To give you a rough idea, both the MBA and Engineering Management will cover topics such as accounting, economics, finance and management. Where they differ is in the more specialist subjects. For instance, Engineering Management offers more practical modules that blend engineering and mathematics with business, such as intellectual property as it applies to engineers, marketing for technology products, engineering design process and project management, management science, and so on.

An MBA on the other hand will offer a wider variety of business modules, covering topics such as entrepreneurship, ethical issues in business management, organizational behavior, negotiation, leading global teams, and so on. Click here for further information on the type of topics you can study during an MBA.

Study Experience

Both an MBA and a Master’s in Engineering Management are challenging, postgraduate level courses. However, the experience you have while studying for each one will be slightly different. For example, the more general curriculum of the MBA enables students from a wider variety of backgrounds to enrol. This means that you will be studying alongside not only engineers, but people from all sorts of industries and with first degrees in all sorts of subjects. This can be a fantastic chance to get exposure to lots of different ways of viewing tasks and problems, as well as different approaches to solving them.

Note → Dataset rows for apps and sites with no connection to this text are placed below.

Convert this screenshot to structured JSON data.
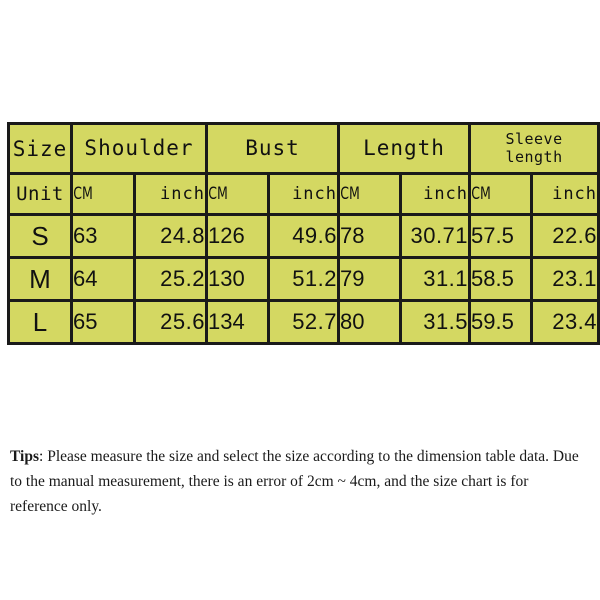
{
  "table": {
    "size_header": "Size",
    "unit_header": "Unit",
    "unit_cm": "CM",
    "unit_inch": "inch",
    "measurements": [
      {
        "label": "Shoulder",
        "wrap": false
      },
      {
        "label": "Bust",
        "wrap": false
      },
      {
        "label": "Length",
        "wrap": false
      },
      {
        "label": "Sleeve length",
        "wrap": true,
        "line1": "Sleeve",
        "line2": "length"
      }
    ],
    "rows": [
      {
        "size": "S",
        "shoulder_cm": "63",
        "shoulder_in": "24.8",
        "bust_cm": "126",
        "bust_in": "49.6",
        "length_cm": "78",
        "length_in": "30.71",
        "sleeve_cm": "57.5",
        "sleeve_in": "22.6"
      },
      {
        "size": "M",
        "shoulder_cm": "64",
        "shoulder_in": "25.2",
        "bust_cm": "130",
        "bust_in": "51.2",
        "length_cm": "79",
        "length_in": "31.1",
        "sleeve_cm": "58.5",
        "sleeve_in": "23.1"
      },
      {
        "size": "L",
        "shoulder_cm": "65",
        "shoulder_in": "25.6",
        "bust_cm": "134",
        "bust_in": "52.7",
        "length_cm": "80",
        "length_in": "31.5",
        "sleeve_cm": "59.5",
        "sleeve_in": "23.4"
      }
    ]
  },
  "tips": {
    "lead": "Tips",
    "body": ": Please measure the size and select the size according to the dimension table data. Due to the manual measurement, there is an error of 2cm ~ 4cm, and the size chart is for reference only."
  },
  "colors": {
    "cell_background": "#d4d862",
    "border": "#1a1a1a",
    "page_background": "#ffffff",
    "text": "#111111"
  },
  "chart_data": {
    "type": "table",
    "title": "Size Chart",
    "columns": [
      "Size",
      "Shoulder CM",
      "Shoulder inch",
      "Bust CM",
      "Bust inch",
      "Length CM",
      "Length inch",
      "Sleeve length CM",
      "Sleeve length inch"
    ],
    "rows": [
      [
        "S",
        63,
        24.8,
        126,
        49.6,
        78,
        30.71,
        57.5,
        22.6
      ],
      [
        "M",
        64,
        25.2,
        130,
        51.2,
        79,
        31.1,
        58.5,
        23.1
      ],
      [
        "L",
        65,
        25.6,
        134,
        52.7,
        80,
        31.5,
        59.5,
        23.4
      ]
    ]
  }
}
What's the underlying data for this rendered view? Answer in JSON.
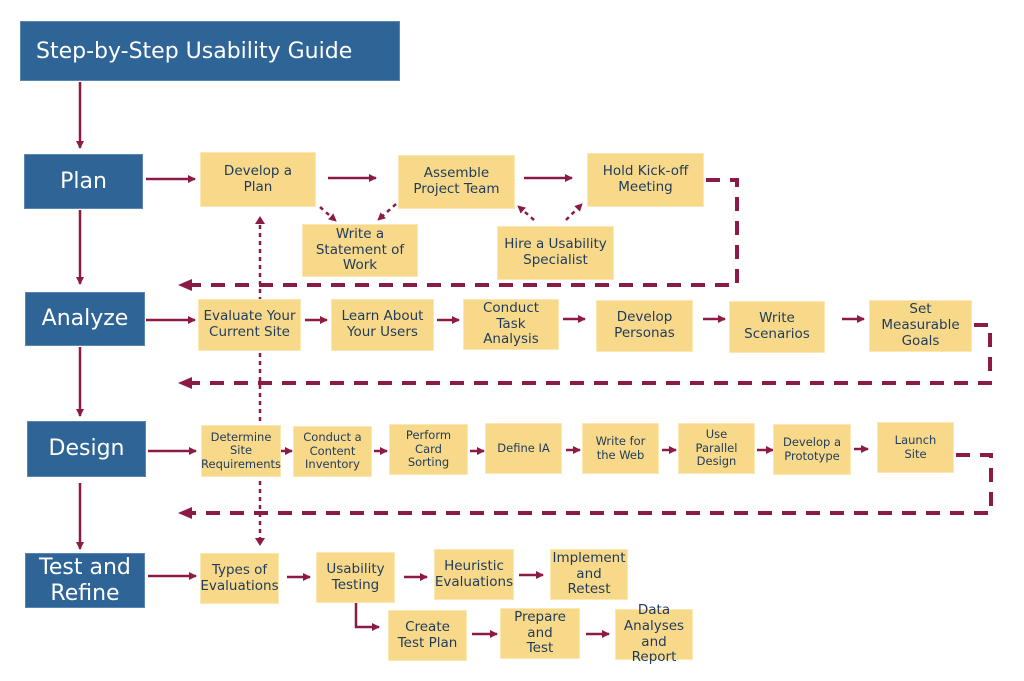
{
  "title": "Step-by-Step Usability Guide",
  "colors": {
    "phase": "#2f6496",
    "step": "#f8d98a",
    "arrow": "#8b1a46",
    "text_dark": "#1f3b5c"
  },
  "phases": [
    {
      "id": "plan",
      "label": "Plan"
    },
    {
      "id": "analyze",
      "label": "Analyze"
    },
    {
      "id": "design",
      "label": "Design"
    },
    {
      "id": "test",
      "label": "Test and\nRefine"
    }
  ],
  "plan_steps": [
    {
      "id": "develop-plan",
      "label": "Develop a\nPlan"
    },
    {
      "id": "assemble-team",
      "label": "Assemble\nProject Team"
    },
    {
      "id": "kickoff",
      "label": "Hold Kick-off\nMeeting"
    },
    {
      "id": "statement-of-work",
      "label": "Write a\nStatement of\nWork"
    },
    {
      "id": "hire-specialist",
      "label": "Hire a Usability\nSpecialist"
    }
  ],
  "analyze_steps": [
    {
      "id": "evaluate-site",
      "label": "Evaluate Your\nCurrent Site"
    },
    {
      "id": "learn-users",
      "label": "Learn About\nYour Users"
    },
    {
      "id": "task-analysis",
      "label": "Conduct Task\nAnalysis"
    },
    {
      "id": "personas",
      "label": "Develop\nPersonas"
    },
    {
      "id": "scenarios",
      "label": "Write\nScenarios"
    },
    {
      "id": "goals",
      "label": "Set\nMeasurable\nGoals"
    }
  ],
  "design_steps": [
    {
      "id": "site-requirements",
      "label": "Determine\nSite\nRequirements"
    },
    {
      "id": "content-inventory",
      "label": "Conduct a\nContent\nInventory"
    },
    {
      "id": "card-sorting",
      "label": "Perform\nCard\nSorting"
    },
    {
      "id": "define-ia",
      "label": "Define IA"
    },
    {
      "id": "write-web",
      "label": "Write for\nthe Web"
    },
    {
      "id": "parallel-design",
      "label": "Use\nParallel\nDesign"
    },
    {
      "id": "prototype",
      "label": "Develop a\nPrototype"
    },
    {
      "id": "launch",
      "label": "Launch\nSite"
    }
  ],
  "test_steps": [
    {
      "id": "types-evaluations",
      "label": "Types of\nEvaluations"
    },
    {
      "id": "usability-testing",
      "label": "Usability\nTesting"
    },
    {
      "id": "heuristic",
      "label": "Heuristic\nEvaluations"
    },
    {
      "id": "implement-retest",
      "label": "Implement\nand\nRetest"
    },
    {
      "id": "test-plan",
      "label": "Create\nTest Plan"
    },
    {
      "id": "prepare-test",
      "label": "Prepare\nand\nTest"
    },
    {
      "id": "data-analyses",
      "label": "Data\nAnalyses\nand Report"
    }
  ]
}
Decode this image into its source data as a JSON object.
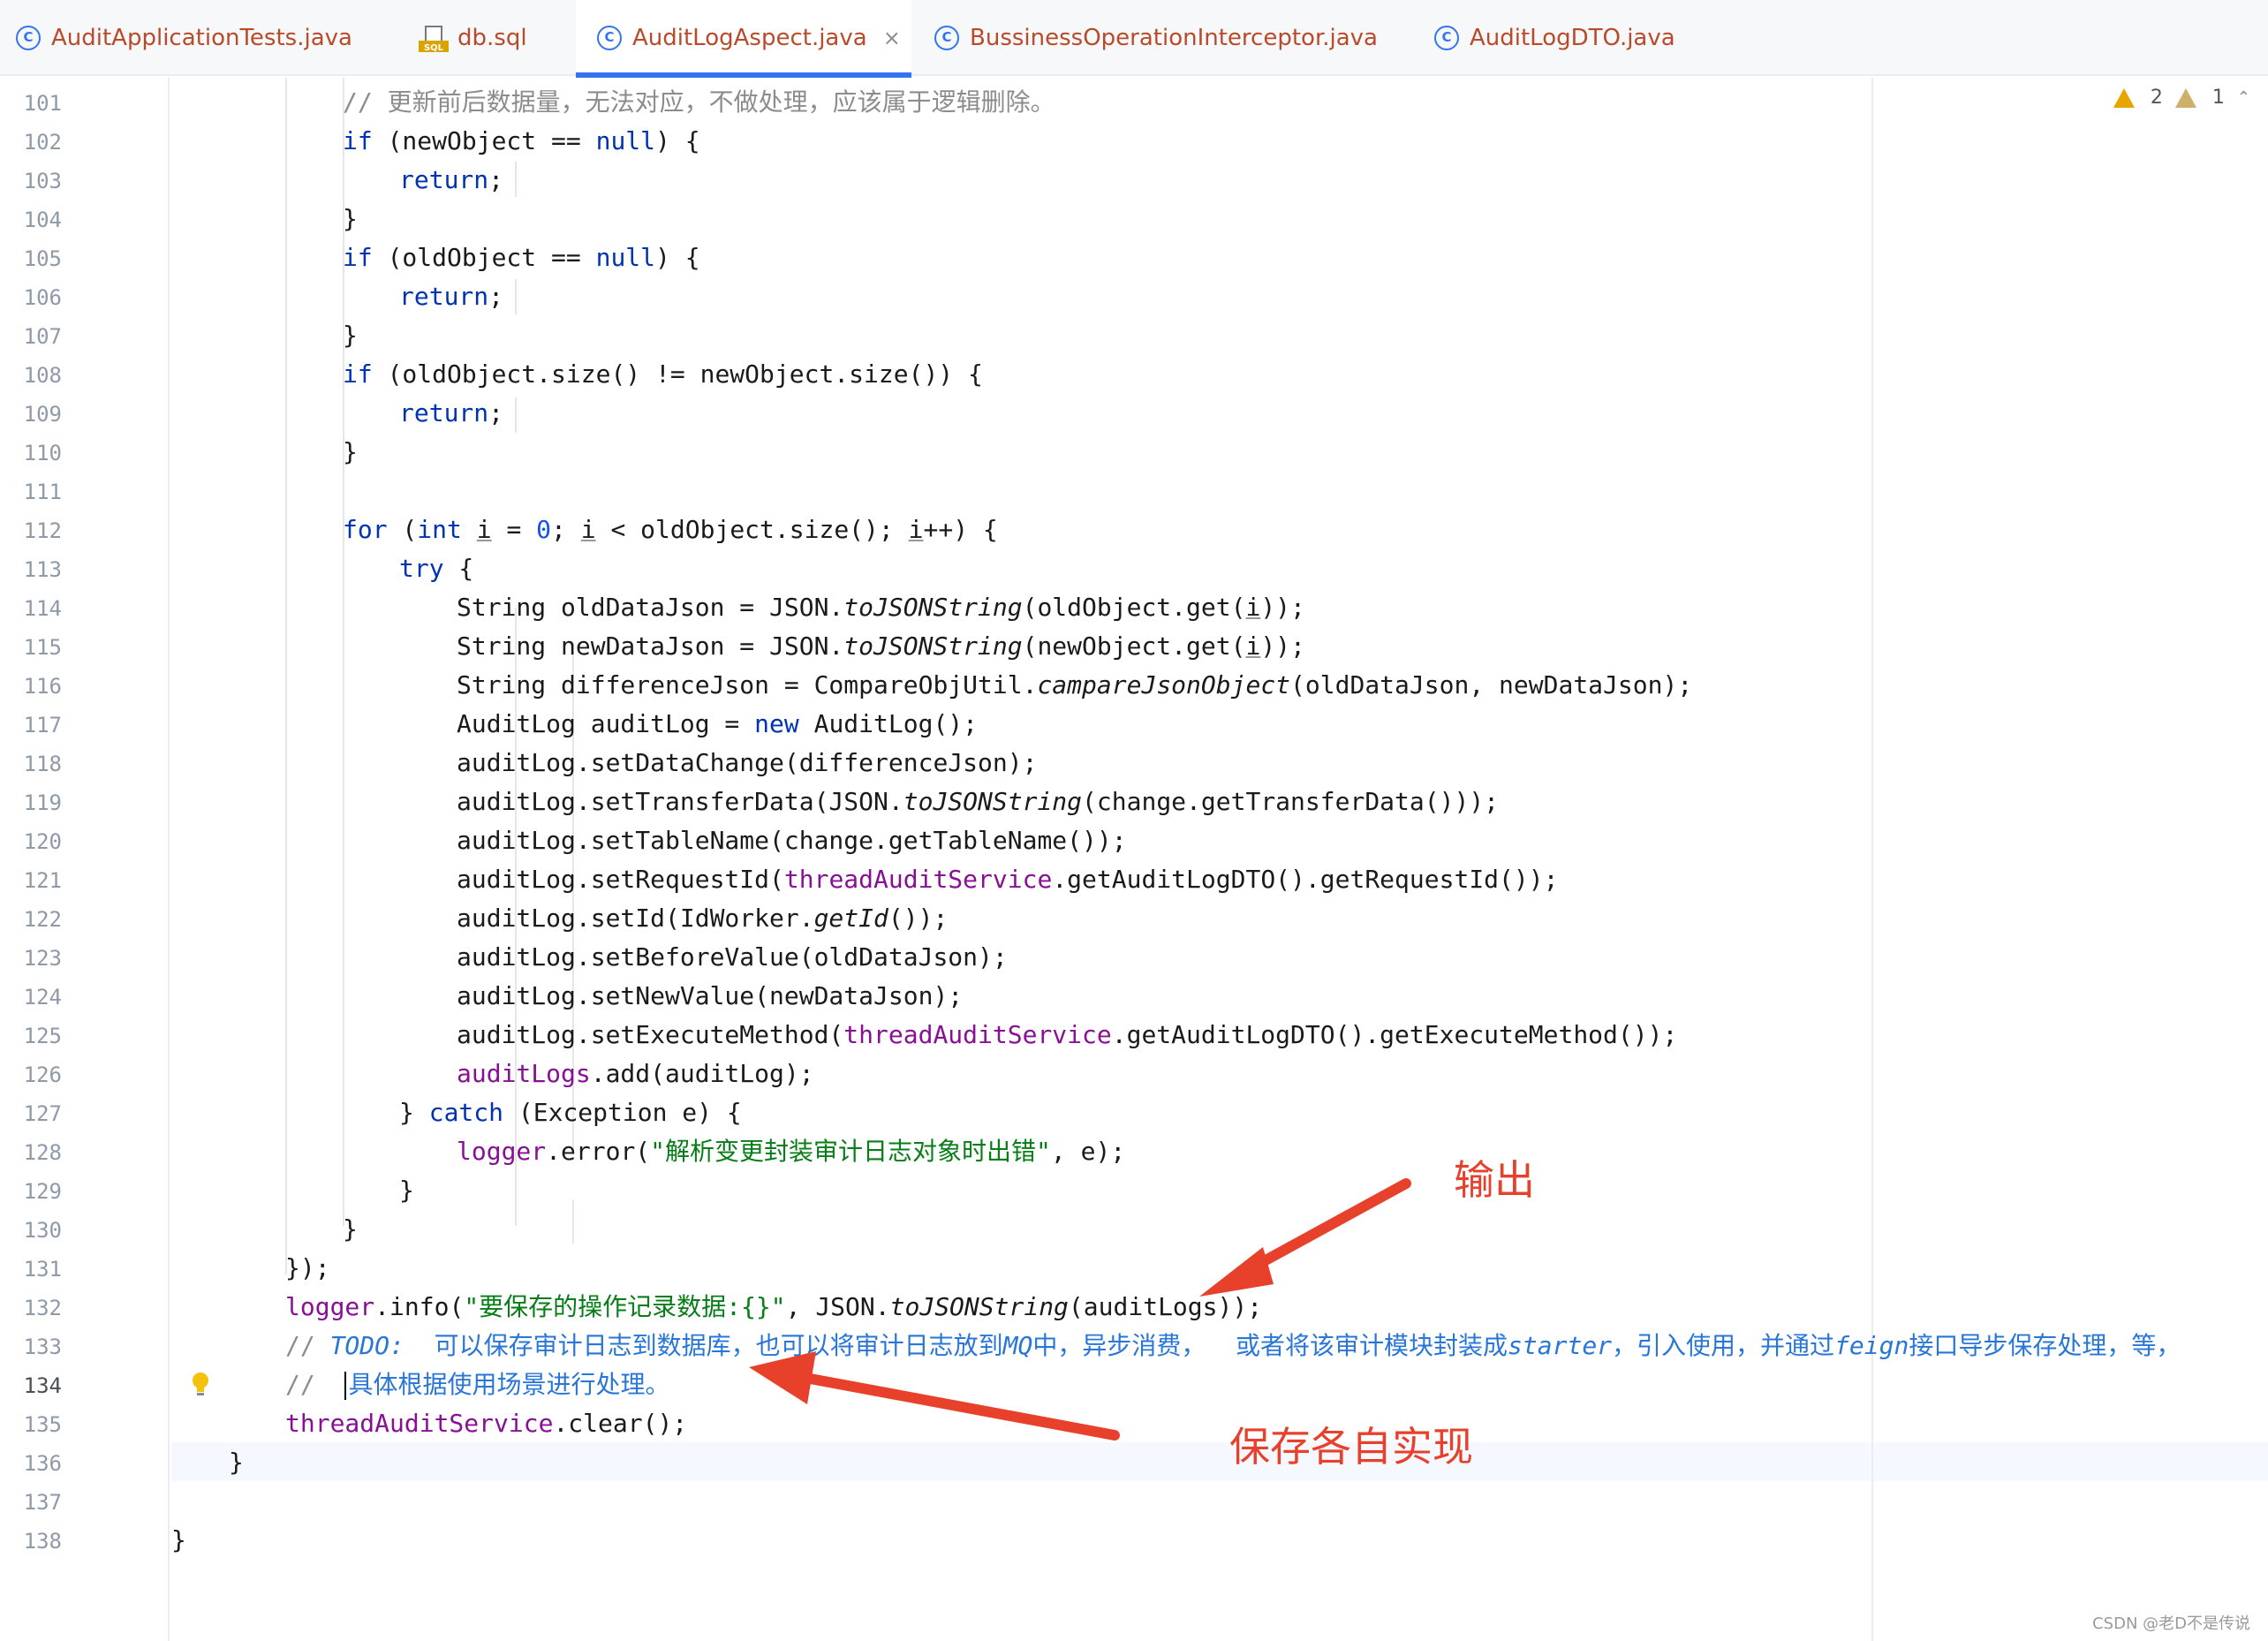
{
  "tabs": [
    {
      "label": "AuditApplicationTests.java",
      "icon": "class-icon",
      "active": false
    },
    {
      "label": "db.sql",
      "icon": "sql-file-icon",
      "active": false
    },
    {
      "label": "AuditLogAspect.java",
      "icon": "class-icon",
      "active": true
    },
    {
      "label": "BussinessOperationInterceptor.java",
      "icon": "class-icon",
      "active": false
    },
    {
      "label": "AuditLogDTO.java",
      "icon": "class-icon",
      "active": false
    }
  ],
  "class_icon_glyph": "C",
  "close_glyph": "×",
  "inspection": {
    "warnings": "2",
    "weak_warnings": "1"
  },
  "line_numbers": [
    "101",
    "102",
    "103",
    "104",
    "105",
    "106",
    "107",
    "108",
    "109",
    "110",
    "111",
    "112",
    "113",
    "114",
    "115",
    "116",
    "117",
    "118",
    "119",
    "120",
    "121",
    "122",
    "123",
    "124",
    "125",
    "126",
    "127",
    "128",
    "129",
    "130",
    "131",
    "132",
    "133",
    "134",
    "135",
    "136",
    "137",
    "138"
  ],
  "current_line": "134",
  "code": {
    "l101": "// 更新前后数据量，无法对应，不做处理，应该属于逻辑删除。",
    "l102a": "if",
    "l102b": " (newObject == ",
    "l102c": "null",
    "l102d": ") {",
    "l103": "return",
    "l103b": ";",
    "l104": "}",
    "l105a": "if",
    "l105b": " (oldObject == ",
    "l105c": "null",
    "l105d": ") {",
    "l106": "return",
    "l106b": ";",
    "l107": "}",
    "l108a": "if",
    "l108b": " (oldObject.size() != newObject.size()) {",
    "l109": "return",
    "l109b": ";",
    "l110": "}",
    "l112a": "for",
    "l112b": " (",
    "l112c": "int",
    "l112d": " ",
    "l112e": "i",
    "l112f": " = ",
    "l112g": "0",
    "l112h": "; ",
    "l112i": "i",
    "l112j": " < oldObject.size(); ",
    "l112k": "i",
    "l112l": "++) {",
    "l113a": "try",
    "l113b": " {",
    "l114a": "String oldDataJson = JSON.",
    "l114b": "toJSONString",
    "l114c": "(oldObject.get(",
    "l114d": "i",
    "l114e": "));",
    "l115a": "String newDataJson = JSON.",
    "l115b": "toJSONString",
    "l115c": "(newObject.get(",
    "l115d": "i",
    "l115e": "));",
    "l116a": "String differenceJson = CompareObjUtil.",
    "l116b": "campareJsonObject",
    "l116c": "(oldDataJson, newDataJson);",
    "l117a": "AuditLog auditLog = ",
    "l117b": "new",
    "l117c": " AuditLog();",
    "l118": "auditLog.setDataChange(differenceJson);",
    "l119a": "auditLog.setTransferData(JSON.",
    "l119b": "toJSONString",
    "l119c": "(change.getTransferData()));",
    "l120": "auditLog.setTableName(change.getTableName());",
    "l121a": "auditLog.setRequestId(",
    "l121b": "threadAuditService",
    "l121c": ".getAuditLogDTO().getRequestId());",
    "l122a": "auditLog.setId(IdWorker.",
    "l122b": "getId",
    "l122c": "());",
    "l123": "auditLog.setBeforeValue(oldDataJson);",
    "l124": "auditLog.setNewValue(newDataJson);",
    "l125a": "auditLog.setExecuteMethod(",
    "l125b": "threadAuditService",
    "l125c": ".getAuditLogDTO().getExecuteMethod());",
    "l126a": "auditLogs",
    "l126b": ".add(auditLog);",
    "l127a": "} ",
    "l127b": "catch",
    "l127c": " (Exception e) {",
    "l128a": "logger",
    "l128b": ".error(",
    "l128c": "\"解析变更封装审计日志对象时出错\"",
    "l128d": ", e);",
    "l129": "}",
    "l130": "}",
    "l131": "});",
    "l132a": "logger",
    "l132b": ".info(",
    "l132c": "\"要保存的操作记录数据:{}\"",
    "l132d": ", JSON.",
    "l132e": "toJSONString",
    "l132f": "(auditLogs));",
    "l133a": "// ",
    "l133b": "TODO:",
    "l133c": "  可以保存审计日志到数据库，也可以将审计日志放到",
    "l133d": "MQ",
    "l133e": "中，异步消费，  或者将该审计模块封装成",
    "l133f": "starter",
    "l133g": "，引入使用，并通过",
    "l133h": "feign",
    "l133i": "接口导步保存处理，等，",
    "l134a": "//  ",
    "l134b": "具体根据使用场景进行处理。",
    "l135a": "threadAuditService",
    "l135b": ".clear();",
    "l136": "}",
    "l138": "}"
  },
  "annotations": {
    "output_label": "输出",
    "save_label": "保存各自实现",
    "color": "#e8412b"
  },
  "watermark": "CSDN @老D不是传说"
}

An Engineering Management program on the other hand generally requires students to have an undergraduate degree in engineering or another STEM subject such as mathematics or physics. This gives you a brilliant opportunity to meet plenty of other like-minded professionals in your specific field, with the chance to take a deep dive into topics and issues that are specific to your industry.

There will also be a difference in the specific skills that you focus on during each course. For instance, an Engineering Management program will cover more industry-specific skills, whereas an MBA will focus on a wider range of more general skills. Therefore, you might find it helpful to consider exactly what abilities you are hoping to develop during your studies, in order to allow you to choose the most appropriate program for you.

Career Outlook

Firstly, it is important to note that neither qualification is ‘better’ than the other, and both will prepare you very well for elevated job roles within the field of engineering. However, depending on what exactly your career aspirations are, you might find that one is more suitable for you than the other.

For example, if you know that you intend to stay within the field of engineering and work for traditional firms then you might prefer to choose a Master’s in Engineering Management in order to get as specialized of an education as possible. As these programs tailor each aspect of business they cover to focus specifically on how it applies to engineering, everything you learn will be immediately and directly relevant to your work.

On the other hand, if you want to broaden your horizons and leave your options open to move into a slightly different sphere, then an MBA might be a better choice for you. It is also the more widely-known of the two degrees, which can give it higher levels of international recognition. Studying for an MBA is also a huge advantage if you are considering starting your own business one day. This is because it has a large focus on entrepreneurship, which can help you to figure out how to bring your engineering product ideas to market or set up a startup.

Next steps

Hopefully, this post has given you a helpful starting point when it comes to deciding which qualification you would like to study for. The next step is to think carefully about the following:

  • What kind of modules or topics are you most interested in studying?
  • What sort of skills would you most like to learn?
  • What type of career are you hoping to progress to after you complete the program?

The answers to these questions will help you to work out whether an MBA or a Master’s in Engineering Management is most appropriate for you. After that, you can begin researching the programs that are available and start applying! Do not forget to speak to your current manager about the possibility of your company sponsoring you to study and look into scholarship options, too. Good luck!